Key in re-balancing the Army is growing it to more than 547,000 soldiers “as soon as possible,” Rochelle said.
“We are on target to meet this goal by fiscal year 2010,” Rochelle said. Army expansion “will help us return to shorter deployments, increased time at home between deployments, and greater predictability for soldiers and families in both the active and reserve components.”
The current recruiting environment is challenging, Rochelle said, noting 3 out of 10 perspective enlistees between ages 18-24 do not qualify for enlistment due to health reasons, education shortfalls, or character. A good civilian job market and opportunities for post-secondary education are among the reasons young people cite for not joining the military, he said.
Yet, “we are on track to meet our recruiting goal” for fiscal year 2008, Rochelle reported, noting the Army continues its commitment to enlist only the highest-qualified people possible.
The Navy “is ready, relevant, and responsive,” reported Vice Adm. John C. Harvey Jr., deputy chief of naval operations. “We are recruiting a high-quality force and we are retaining those high-quality sailors we need to sustain a high quality force.”
Harvey recalled the USS Lake Erie’s success on Feb. 20, when the cruiser fired a missile to shoot down a malfunctioning U.S. reconnaissance satellite while the ship was posted in the northwest Pacific Ocean. He also described various Navy exploits in Afghanistan, Iraq, and elsewhere in the world.
“It is the Navy’s people who are making it all happen, executing these important missions and achieving great success,” Harvey said.
The Air Force, too, is engaged in war-related and other important missions, said Lt. Gen. Richard Y. Newton III, deputy chief of staff for manpower, personnel and services.
“Today, airmen are fully engaged in the interdependent joint fight and stand prepared for rapid response in conflict across the globe to provide capabilities for joint combatant commanders,” Newton said. The Air Force’s priorities, he said, are winning the war, developing and caring for airmen and taking care of their families, and preparing for tomorrow’s challenges.
The Air Force aims “to improve capability while maintaining the greatest combat-ready air force in the world,” Newton said. The key to achieving Air Force goals, he said, is to recruit the highest-quality servicemembers and maintain a continuous learning environment during their careers.
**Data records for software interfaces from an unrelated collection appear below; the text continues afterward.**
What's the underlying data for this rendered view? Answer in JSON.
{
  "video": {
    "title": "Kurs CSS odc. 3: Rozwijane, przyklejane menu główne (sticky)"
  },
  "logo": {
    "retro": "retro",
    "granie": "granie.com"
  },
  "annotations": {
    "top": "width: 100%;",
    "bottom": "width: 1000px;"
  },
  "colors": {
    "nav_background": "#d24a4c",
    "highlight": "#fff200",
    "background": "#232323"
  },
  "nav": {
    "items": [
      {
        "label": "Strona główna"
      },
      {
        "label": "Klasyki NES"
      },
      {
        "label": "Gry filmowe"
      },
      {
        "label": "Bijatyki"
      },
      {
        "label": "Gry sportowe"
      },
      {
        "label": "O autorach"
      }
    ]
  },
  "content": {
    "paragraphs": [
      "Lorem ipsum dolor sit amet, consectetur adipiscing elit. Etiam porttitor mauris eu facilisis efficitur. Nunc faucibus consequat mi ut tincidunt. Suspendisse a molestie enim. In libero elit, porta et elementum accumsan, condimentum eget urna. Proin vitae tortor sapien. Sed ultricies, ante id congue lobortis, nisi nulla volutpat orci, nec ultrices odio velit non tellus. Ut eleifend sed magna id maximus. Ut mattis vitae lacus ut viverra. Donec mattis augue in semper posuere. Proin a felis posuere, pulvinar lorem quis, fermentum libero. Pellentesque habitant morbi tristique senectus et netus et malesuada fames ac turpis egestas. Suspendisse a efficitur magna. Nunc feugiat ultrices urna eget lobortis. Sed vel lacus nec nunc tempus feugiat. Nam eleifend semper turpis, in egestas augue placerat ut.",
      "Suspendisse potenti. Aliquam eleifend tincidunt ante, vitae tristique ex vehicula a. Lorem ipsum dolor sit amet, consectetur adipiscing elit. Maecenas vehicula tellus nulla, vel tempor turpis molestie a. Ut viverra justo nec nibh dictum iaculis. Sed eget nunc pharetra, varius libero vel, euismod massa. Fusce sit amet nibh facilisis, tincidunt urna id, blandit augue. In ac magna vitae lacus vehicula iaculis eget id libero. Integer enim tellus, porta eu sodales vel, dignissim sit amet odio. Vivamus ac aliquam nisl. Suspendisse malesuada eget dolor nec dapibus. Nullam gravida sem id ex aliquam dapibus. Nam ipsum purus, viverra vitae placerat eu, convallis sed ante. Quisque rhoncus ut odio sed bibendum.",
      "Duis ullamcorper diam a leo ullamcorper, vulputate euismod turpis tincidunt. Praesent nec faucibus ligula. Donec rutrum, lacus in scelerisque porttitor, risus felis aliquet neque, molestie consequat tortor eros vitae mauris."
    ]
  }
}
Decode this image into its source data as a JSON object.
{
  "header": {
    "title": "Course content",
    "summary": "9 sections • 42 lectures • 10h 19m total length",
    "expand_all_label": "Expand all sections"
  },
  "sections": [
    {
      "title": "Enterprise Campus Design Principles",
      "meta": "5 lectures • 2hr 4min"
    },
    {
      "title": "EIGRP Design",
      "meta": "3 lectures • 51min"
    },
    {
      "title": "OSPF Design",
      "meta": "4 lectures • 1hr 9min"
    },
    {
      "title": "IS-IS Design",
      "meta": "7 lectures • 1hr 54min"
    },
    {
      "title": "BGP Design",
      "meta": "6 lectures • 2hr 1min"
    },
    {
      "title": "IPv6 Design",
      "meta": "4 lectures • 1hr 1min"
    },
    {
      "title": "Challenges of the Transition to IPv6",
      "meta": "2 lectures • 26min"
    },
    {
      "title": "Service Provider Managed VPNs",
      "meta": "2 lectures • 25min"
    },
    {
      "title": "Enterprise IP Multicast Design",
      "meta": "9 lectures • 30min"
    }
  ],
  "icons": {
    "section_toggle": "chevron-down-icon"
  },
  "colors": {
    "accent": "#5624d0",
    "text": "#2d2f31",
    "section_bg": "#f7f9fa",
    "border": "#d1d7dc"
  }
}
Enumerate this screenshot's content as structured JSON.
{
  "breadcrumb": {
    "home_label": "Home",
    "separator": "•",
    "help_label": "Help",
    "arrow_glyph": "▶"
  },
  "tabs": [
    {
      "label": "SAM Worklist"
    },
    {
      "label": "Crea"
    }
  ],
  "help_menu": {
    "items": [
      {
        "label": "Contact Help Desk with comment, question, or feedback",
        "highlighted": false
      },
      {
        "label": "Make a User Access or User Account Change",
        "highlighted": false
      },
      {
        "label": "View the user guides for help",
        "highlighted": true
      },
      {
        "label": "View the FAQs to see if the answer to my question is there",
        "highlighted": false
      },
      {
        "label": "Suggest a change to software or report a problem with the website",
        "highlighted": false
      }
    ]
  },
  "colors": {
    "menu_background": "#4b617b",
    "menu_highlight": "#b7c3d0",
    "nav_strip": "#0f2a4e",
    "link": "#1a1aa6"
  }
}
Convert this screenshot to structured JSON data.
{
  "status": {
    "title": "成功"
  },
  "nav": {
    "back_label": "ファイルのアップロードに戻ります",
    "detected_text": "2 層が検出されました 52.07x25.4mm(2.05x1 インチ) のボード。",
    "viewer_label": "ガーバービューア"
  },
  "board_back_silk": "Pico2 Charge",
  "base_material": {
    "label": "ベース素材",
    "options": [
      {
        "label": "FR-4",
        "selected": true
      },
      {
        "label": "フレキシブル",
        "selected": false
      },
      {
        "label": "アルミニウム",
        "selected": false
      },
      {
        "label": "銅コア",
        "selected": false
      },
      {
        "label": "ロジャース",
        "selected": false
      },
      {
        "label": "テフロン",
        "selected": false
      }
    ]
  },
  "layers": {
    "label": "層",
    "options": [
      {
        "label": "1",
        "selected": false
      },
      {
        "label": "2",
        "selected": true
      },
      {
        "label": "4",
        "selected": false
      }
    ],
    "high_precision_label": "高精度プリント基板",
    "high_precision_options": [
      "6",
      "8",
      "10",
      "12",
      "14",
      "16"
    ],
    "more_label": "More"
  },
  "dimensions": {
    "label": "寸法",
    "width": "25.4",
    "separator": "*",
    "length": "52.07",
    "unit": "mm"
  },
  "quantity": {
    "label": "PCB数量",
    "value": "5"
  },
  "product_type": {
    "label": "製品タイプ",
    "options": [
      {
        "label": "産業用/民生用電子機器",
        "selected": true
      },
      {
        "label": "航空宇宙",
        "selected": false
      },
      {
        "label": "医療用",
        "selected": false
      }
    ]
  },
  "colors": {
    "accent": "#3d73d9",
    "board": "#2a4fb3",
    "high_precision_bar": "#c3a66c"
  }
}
To meet the challenges of the 21st century, the Air Force “must recruit, develop and organize America’s diverse and brightest talents for a very complex, multinational and interagency operations of the future,” Newton said. Since 2000, he said, the Air Force has enlisted more than 258,000 people, resulting in a 101-percent mission accomplishment rate.
In addition, the Air Force “is on track to meet our (enlistment) goals this year,” Newton said.
Meanwhile, the Marine Corps “achieved unprecedented success” during its recruiting mission in fiscal 2007, said Lt. Gen. Ronald S. Coleman, deputy commandant for manpower and reserve affairs.
“We exceeded our goal of growing to 184,000 Marines,” Coleman reported, by ending the fiscal year with 186,492 active-duty Marines in uniform.
The Marines also expect to exceed their next milestone by reaching 189,000 active duty servicemembers by the end of fiscal year 2008, Coleman said, as the Corps continues toward its goal of having 202,000 active duty Marines in uniform.
All the while, the Marines remain committed to enlisting only those people of the highest quality standards, Coleman said.
The Marines also have exceeded their retention mission, Coleman reported.
However, Coleman predicted that his service’s future retention efforts will “pose a significant challenge as our goals become more and more aggressive.”
And, the Marine Corps’ wounded warrior regiment program, Coleman added, has become “a comprehensive and integrated approach” for the caring of wounded, ill and injured Marines and sailors in all phases of their recovery. The program now includes a 24-hour-a-day call center, he said, along with job-placement services.
“We’re very proud of how the regiment has progressed in such a short time, and are thankful for the high priority you have given it,” Coleman said.